#### [Directions for this task]
What lines in the records below hold the string "label"? Please show them.

#### [Material for this task]

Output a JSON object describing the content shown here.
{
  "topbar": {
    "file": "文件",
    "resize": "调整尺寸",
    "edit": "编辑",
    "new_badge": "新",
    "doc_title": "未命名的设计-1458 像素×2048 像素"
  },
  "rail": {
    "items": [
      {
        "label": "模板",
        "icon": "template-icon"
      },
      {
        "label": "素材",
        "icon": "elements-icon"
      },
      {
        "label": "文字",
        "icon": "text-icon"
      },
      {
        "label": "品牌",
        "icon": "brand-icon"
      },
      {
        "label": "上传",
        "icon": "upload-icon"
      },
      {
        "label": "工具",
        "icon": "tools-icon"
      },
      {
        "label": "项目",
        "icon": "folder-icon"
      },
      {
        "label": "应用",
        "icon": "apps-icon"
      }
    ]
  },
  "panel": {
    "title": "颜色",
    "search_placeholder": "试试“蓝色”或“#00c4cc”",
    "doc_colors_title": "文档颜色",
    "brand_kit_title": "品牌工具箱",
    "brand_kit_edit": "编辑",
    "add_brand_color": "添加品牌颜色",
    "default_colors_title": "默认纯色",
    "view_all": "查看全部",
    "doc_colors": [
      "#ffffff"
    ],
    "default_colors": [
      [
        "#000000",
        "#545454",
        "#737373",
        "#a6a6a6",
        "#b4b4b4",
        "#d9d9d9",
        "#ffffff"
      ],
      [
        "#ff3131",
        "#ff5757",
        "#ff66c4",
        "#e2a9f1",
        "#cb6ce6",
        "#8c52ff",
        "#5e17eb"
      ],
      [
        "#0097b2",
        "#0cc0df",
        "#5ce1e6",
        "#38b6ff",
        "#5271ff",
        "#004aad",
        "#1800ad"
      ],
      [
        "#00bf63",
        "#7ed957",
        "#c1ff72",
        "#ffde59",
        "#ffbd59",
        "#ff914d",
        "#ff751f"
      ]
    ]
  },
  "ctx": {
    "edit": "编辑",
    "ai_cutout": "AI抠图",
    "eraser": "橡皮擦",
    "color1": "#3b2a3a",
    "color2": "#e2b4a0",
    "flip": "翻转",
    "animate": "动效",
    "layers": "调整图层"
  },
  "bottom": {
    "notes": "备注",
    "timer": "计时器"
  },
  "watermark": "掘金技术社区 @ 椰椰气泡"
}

#### [Result for this task]
        "label": "模板",
        "label": "素材",
        "label": "文字",
        "label": "品牌",
        "label": "上传",
        "label": "工具",
        "label": "项目",
        "label": "应用",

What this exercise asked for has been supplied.